The Importance Of Developing Acting Techniques For Both The Stage And Screen
The life of an actor is, almost by definition, fluid. No matter how successful or famous an actor becomes, they still audition for roles, hoping to land the part. Things are, of course, much harder when you are just starting. Successful auditions can be few and far between, and you’ve got to go and chase opportunities.
If you only specialise in stage or screen acting, you’re doing yourself a disservice. By only focusing on one path and ignoring the other, you’re ruling out roles that you could have been great for. Develop the skills for both stage and screen acting, and you’ll be able to audition for all types of roles.
Whether for stage or screen, at The Actors Pulse, we can provide lessons in the Meisner Technique to bring your acting to another level. Find out more about the classes we offer.
What Is Stage Acting?
Stage acting involves a live performance in front of an audience in a theatre setting. In stage acting facial expressions and gestures are more exaggerated. This helps to ensure audiences can see what is happening and understand these elements of a performance.
Voice projection is also important in stage acting as is line memorisation. Stage actors do not get do-overs, they are expected to deliver their lines accurately and at the perfect volume for their audience, often over hours of live performance. Stage acting requires a significant amount of preparation for performance due to these factors.

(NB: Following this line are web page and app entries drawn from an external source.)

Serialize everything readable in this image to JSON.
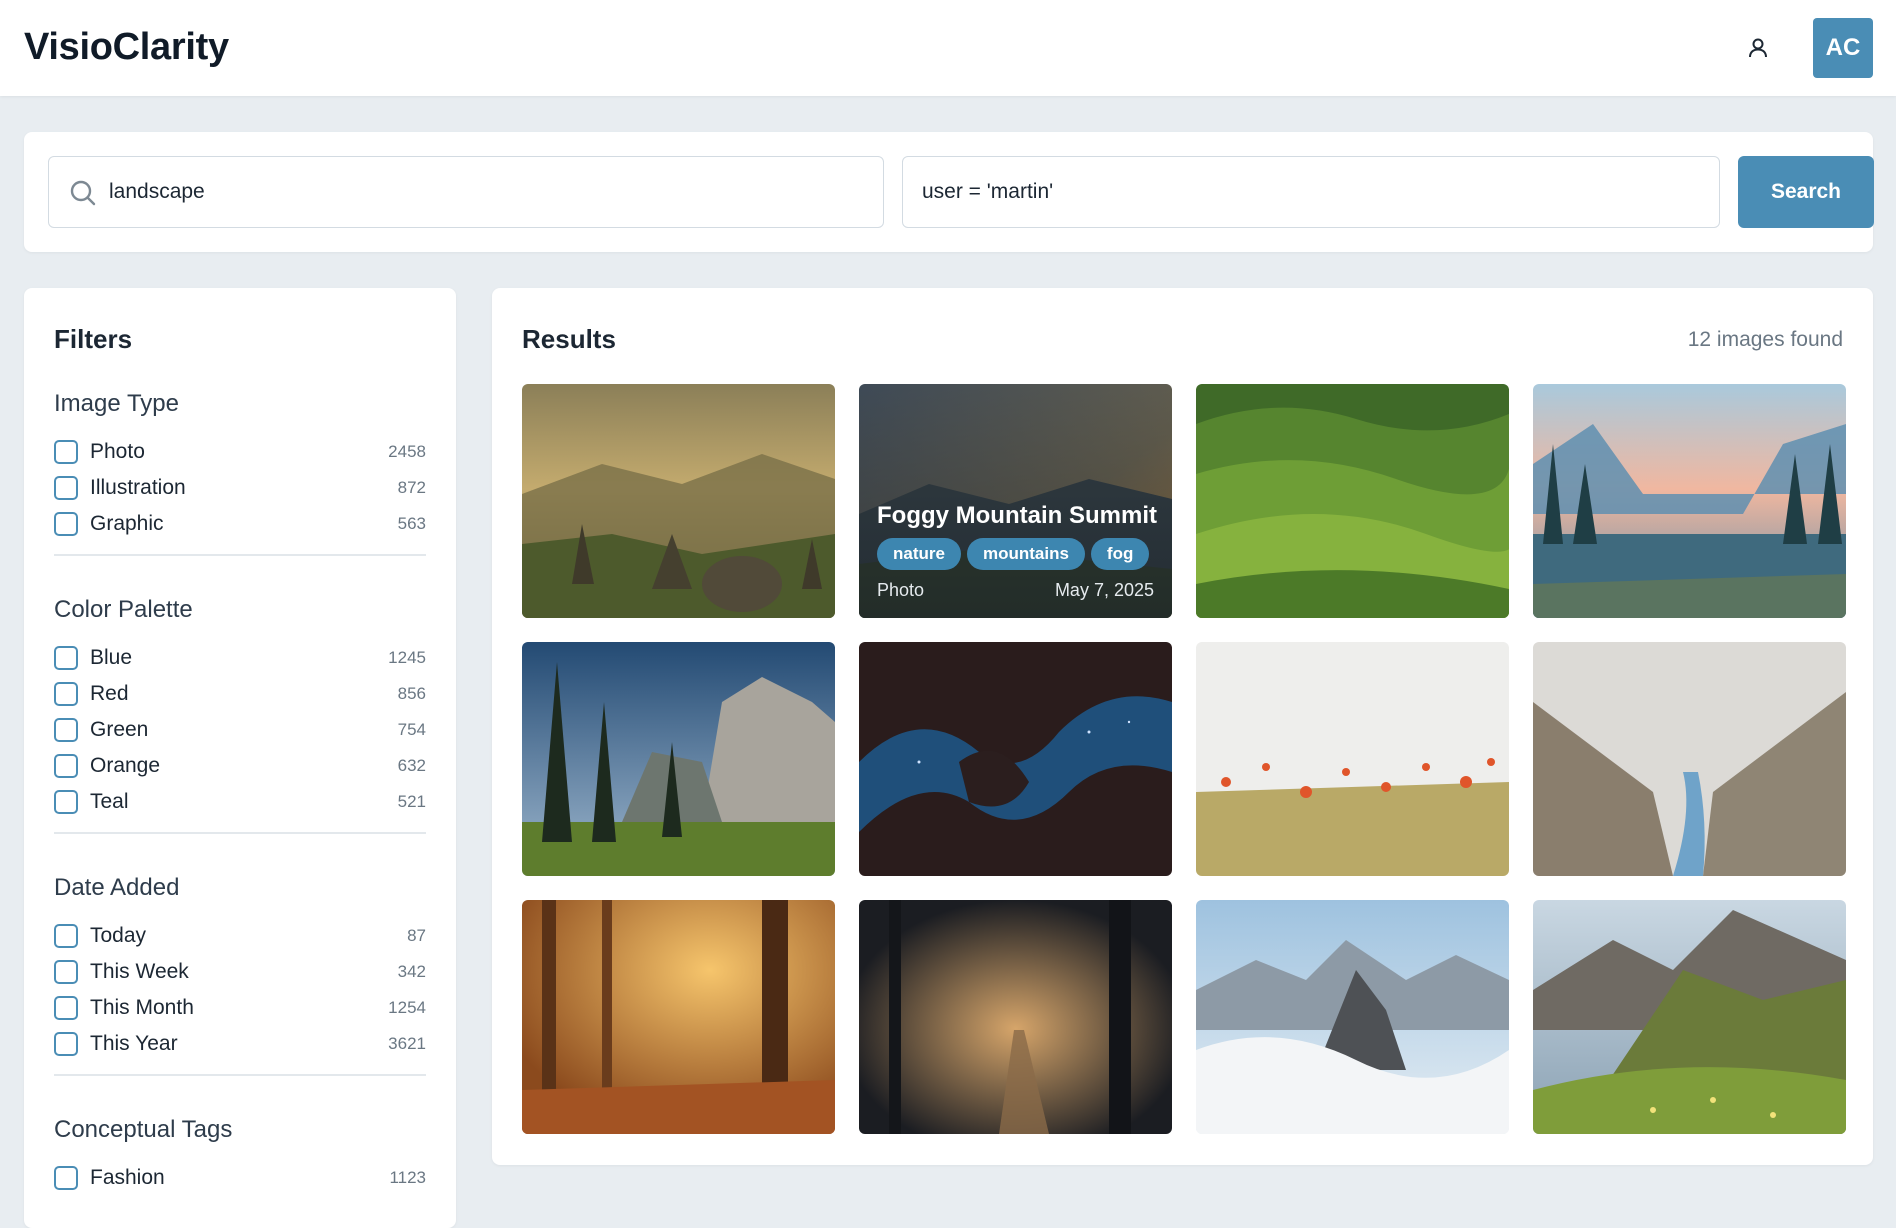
{
  "app": {
    "name": "VisioClarity"
  },
  "header": {
    "avatar_initials": "AC"
  },
  "search": {
    "query": "landscape",
    "filter_expression": "user = 'martin'",
    "button_label": "Search"
  },
  "filters": {
    "title": "Filters",
    "groups": [
      {
        "title": "Image Type",
        "options": [
          {
            "label": "Photo",
            "count": "2458"
          },
          {
            "label": "Illustration",
            "count": "872"
          },
          {
            "label": "Graphic",
            "count": "563"
          }
        ]
      },
      {
        "title": "Color Palette",
        "options": [
          {
            "label": "Blue",
            "count": "1245"
          },
          {
            "label": "Red",
            "count": "856"
          },
          {
            "label": "Green",
            "count": "754"
          },
          {
            "label": "Orange",
            "count": "632"
          },
          {
            "label": "Teal",
            "count": "521"
          }
        ]
      },
      {
        "title": "Date Added",
        "options": [
          {
            "label": "Today",
            "count": "87"
          },
          {
            "label": "This Week",
            "count": "342"
          },
          {
            "label": "This Month",
            "count": "1254"
          },
          {
            "label": "This Year",
            "count": "3621"
          }
        ]
      },
      {
        "title": "Conceptual Tags",
        "options": [
          {
            "label": "Fashion",
            "count": "1123"
          }
        ]
      }
    ]
  },
  "results": {
    "title": "Results",
    "count_text": "12 images found",
    "hovered": {
      "title": "Foggy Mountain Summit",
      "tags": [
        "nature",
        "mountains",
        "fog"
      ],
      "type": "Photo",
      "date": "May 7, 2025"
    }
  },
  "colors": {
    "accent": "#4a8db5",
    "background": "#e8edf1"
  }
}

What Is Film Acting?
Film acting is done on a secured set or film lot with no live audience and attended by a team made up of directors, producers, make-up artists and more. Small sections of the script are filmed at a time with the chance to redo parts that are not delivered to the director’s expectations.
In film acting, there is less need for physicality than in stage acting as over-the-top gestures are not needed as camera angles and zoom lenses capture it all. You are also not required to memorise your entire script for delivery in one go. This can make the preparation for a film role quite different to that of a stage actor.
Do You Need Training In Both Stage And Screen Acting?
No, there is no rule regarding whether you need training or experience in both stage and film acting. However, having experience in stage acting is considered to be advantageous to the profession of your career.
This is due to the level of preparation and skill necessary to deliver a stage performance. Stage actors:
- Excel at memorising their lines
- They develop exceptional stamina in order to act for hours without a break
- They are focused on accuracy as there are no do-overs in a live performance
- Learn a lot about the dynamics of scene setting and audience expectations
Are Theatre Actors Better Than Movie Actors?
Despite theatre acting being a valuable skill to have, it does not necessarily make you a better actor than a film actor. All actors benefit from ongoing training in acting whether this is through theatre or time spent with an acting coach.
Ultimately your skill as an actor is what makes you great and whether you have experience in theatre to build on these skills or not you can still become a leading actor.
Film Acting Vs Stage Acting, Which Is Harder?
Arguably stage acting is more challenging than screen acting due to the need to memorise all your lines and deliver them in one go without mistakes or a break. However, film acting has its own challenges.
Long hours on set – often in excess of 15 hours, repeated delivery of the same scenes over and over as well as dealing with disordered sequences and the constant stopping and starting of filming.
Billy Milionis is one of the few Australians to have ever studied under the legendary master teacher, the late Sanford Meisner. Billy has also studied story structure and scene analysis techniques with John Truby and later at UCLA. He has also spent several years doing improvisation in Hollywood with the L.A. Connection. In addition, he trained in the technique of Stella Adler, Practical Aesthetics and Lee Strasberg’s method.